## [Action item]
Every line of the records below that holds the word "heading" should be copied out.

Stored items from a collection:
● ● ● ● ● ● ●
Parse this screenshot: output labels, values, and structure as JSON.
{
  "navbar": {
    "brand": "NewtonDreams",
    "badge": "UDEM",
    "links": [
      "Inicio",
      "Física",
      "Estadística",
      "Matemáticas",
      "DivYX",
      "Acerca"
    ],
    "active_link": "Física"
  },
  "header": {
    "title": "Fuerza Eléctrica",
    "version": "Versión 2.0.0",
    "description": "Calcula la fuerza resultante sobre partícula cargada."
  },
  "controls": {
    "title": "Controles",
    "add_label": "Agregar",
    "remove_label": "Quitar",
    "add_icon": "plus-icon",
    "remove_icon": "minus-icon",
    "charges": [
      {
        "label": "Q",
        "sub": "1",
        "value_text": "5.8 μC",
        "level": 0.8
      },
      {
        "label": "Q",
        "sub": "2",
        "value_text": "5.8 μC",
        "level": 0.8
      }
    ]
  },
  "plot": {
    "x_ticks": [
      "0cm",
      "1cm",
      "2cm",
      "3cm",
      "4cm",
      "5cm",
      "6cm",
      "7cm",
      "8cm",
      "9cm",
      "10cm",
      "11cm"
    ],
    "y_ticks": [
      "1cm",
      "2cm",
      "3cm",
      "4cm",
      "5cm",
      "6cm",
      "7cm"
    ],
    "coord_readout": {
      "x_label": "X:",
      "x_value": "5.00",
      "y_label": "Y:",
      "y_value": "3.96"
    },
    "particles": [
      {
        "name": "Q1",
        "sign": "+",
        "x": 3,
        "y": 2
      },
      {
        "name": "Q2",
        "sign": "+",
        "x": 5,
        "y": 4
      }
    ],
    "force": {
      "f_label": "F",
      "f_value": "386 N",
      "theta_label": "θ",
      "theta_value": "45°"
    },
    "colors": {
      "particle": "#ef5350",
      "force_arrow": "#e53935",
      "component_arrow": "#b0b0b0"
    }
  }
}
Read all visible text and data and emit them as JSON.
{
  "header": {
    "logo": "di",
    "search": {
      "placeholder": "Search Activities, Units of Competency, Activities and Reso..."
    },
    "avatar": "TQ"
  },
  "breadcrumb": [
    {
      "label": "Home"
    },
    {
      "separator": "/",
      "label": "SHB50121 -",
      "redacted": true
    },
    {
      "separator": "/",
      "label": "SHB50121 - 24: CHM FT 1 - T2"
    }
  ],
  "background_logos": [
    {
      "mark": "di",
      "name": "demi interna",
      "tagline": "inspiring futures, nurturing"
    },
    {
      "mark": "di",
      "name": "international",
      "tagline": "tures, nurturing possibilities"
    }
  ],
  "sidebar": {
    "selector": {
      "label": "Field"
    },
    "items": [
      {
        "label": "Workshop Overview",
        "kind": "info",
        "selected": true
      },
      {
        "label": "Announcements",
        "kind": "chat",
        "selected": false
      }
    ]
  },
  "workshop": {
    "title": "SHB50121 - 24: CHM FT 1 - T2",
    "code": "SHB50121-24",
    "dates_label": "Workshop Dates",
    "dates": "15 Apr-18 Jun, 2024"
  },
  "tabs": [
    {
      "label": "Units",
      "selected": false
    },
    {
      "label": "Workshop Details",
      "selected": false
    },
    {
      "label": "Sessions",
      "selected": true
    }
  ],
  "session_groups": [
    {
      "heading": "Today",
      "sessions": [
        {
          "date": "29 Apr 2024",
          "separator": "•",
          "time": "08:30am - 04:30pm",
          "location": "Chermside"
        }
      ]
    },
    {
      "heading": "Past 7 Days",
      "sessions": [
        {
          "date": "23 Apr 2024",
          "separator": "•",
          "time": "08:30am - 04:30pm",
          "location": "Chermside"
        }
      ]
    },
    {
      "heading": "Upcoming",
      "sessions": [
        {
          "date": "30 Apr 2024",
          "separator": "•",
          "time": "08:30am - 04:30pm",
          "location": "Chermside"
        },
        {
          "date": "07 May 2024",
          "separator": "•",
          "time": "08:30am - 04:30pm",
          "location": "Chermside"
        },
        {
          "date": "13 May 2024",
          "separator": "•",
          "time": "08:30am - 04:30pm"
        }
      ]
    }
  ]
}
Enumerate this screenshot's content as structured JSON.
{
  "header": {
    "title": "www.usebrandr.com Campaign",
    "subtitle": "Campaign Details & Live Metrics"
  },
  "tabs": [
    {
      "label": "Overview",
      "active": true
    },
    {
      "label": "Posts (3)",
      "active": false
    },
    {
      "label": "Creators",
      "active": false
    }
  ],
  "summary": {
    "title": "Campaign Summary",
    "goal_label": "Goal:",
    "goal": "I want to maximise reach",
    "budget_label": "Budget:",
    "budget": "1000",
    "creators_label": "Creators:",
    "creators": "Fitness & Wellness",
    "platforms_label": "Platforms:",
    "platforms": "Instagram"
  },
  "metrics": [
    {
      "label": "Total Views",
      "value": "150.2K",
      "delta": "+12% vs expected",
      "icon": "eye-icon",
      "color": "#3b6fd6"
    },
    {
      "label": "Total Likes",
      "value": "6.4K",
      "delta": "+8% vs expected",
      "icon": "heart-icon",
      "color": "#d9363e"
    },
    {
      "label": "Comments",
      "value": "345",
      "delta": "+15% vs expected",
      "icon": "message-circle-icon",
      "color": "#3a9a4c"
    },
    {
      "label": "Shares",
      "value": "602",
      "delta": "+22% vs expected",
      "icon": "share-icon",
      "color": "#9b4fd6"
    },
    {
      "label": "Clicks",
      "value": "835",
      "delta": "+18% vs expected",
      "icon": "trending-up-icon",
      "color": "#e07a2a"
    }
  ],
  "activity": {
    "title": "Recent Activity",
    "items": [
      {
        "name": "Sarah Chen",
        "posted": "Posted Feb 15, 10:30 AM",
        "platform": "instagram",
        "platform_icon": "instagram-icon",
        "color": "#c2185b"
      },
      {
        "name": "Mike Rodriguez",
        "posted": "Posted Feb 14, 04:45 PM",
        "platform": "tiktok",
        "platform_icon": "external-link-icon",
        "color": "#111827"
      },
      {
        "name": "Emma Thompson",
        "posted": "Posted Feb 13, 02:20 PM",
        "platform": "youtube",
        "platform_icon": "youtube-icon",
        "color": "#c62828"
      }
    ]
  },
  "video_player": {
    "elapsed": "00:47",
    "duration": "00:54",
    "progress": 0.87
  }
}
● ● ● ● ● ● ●
## [Solution below]
      "heading": "Today",
      "heading": "Past 7 Days",
      "heading": "Upcoming",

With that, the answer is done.